WORK TASK: Please write out every entry below exactly, leaving out any pictures.

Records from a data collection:
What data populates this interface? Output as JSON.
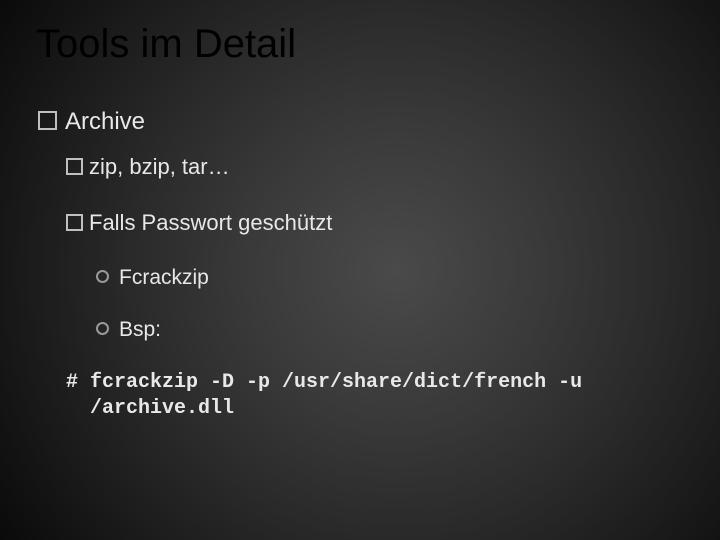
{
  "title": "Tools im Detail",
  "lvl1": {
    "label": "Archive"
  },
  "lvl2a": {
    "label": "zip, bzip, tar…"
  },
  "lvl2b": {
    "label": "Falls Passwort geschützt"
  },
  "lvl3a": {
    "label": "Fcrackzip"
  },
  "lvl3b": {
    "label": "Bsp:"
  },
  "code": "# fcrackzip -D -p /usr/share/dict/french -u\n  /archive.dll"
}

FINISHED TASK:
What data populates this interface? Output as JSON.
{
  "title": "Tools im Detail",
  "lvl1": {
    "label": "Archive"
  },
  "lvl2a": {
    "label": "zip, bzip, tar…"
  },
  "lvl2b": {
    "label": "Falls Passwort geschützt"
  },
  "lvl3a": {
    "label": "Fcrackzip"
  },
  "lvl3b": {
    "label": "Bsp:"
  },
  "code": "# fcrackzip -D -p /usr/share/dict/french -u\n  /archive.dll"
}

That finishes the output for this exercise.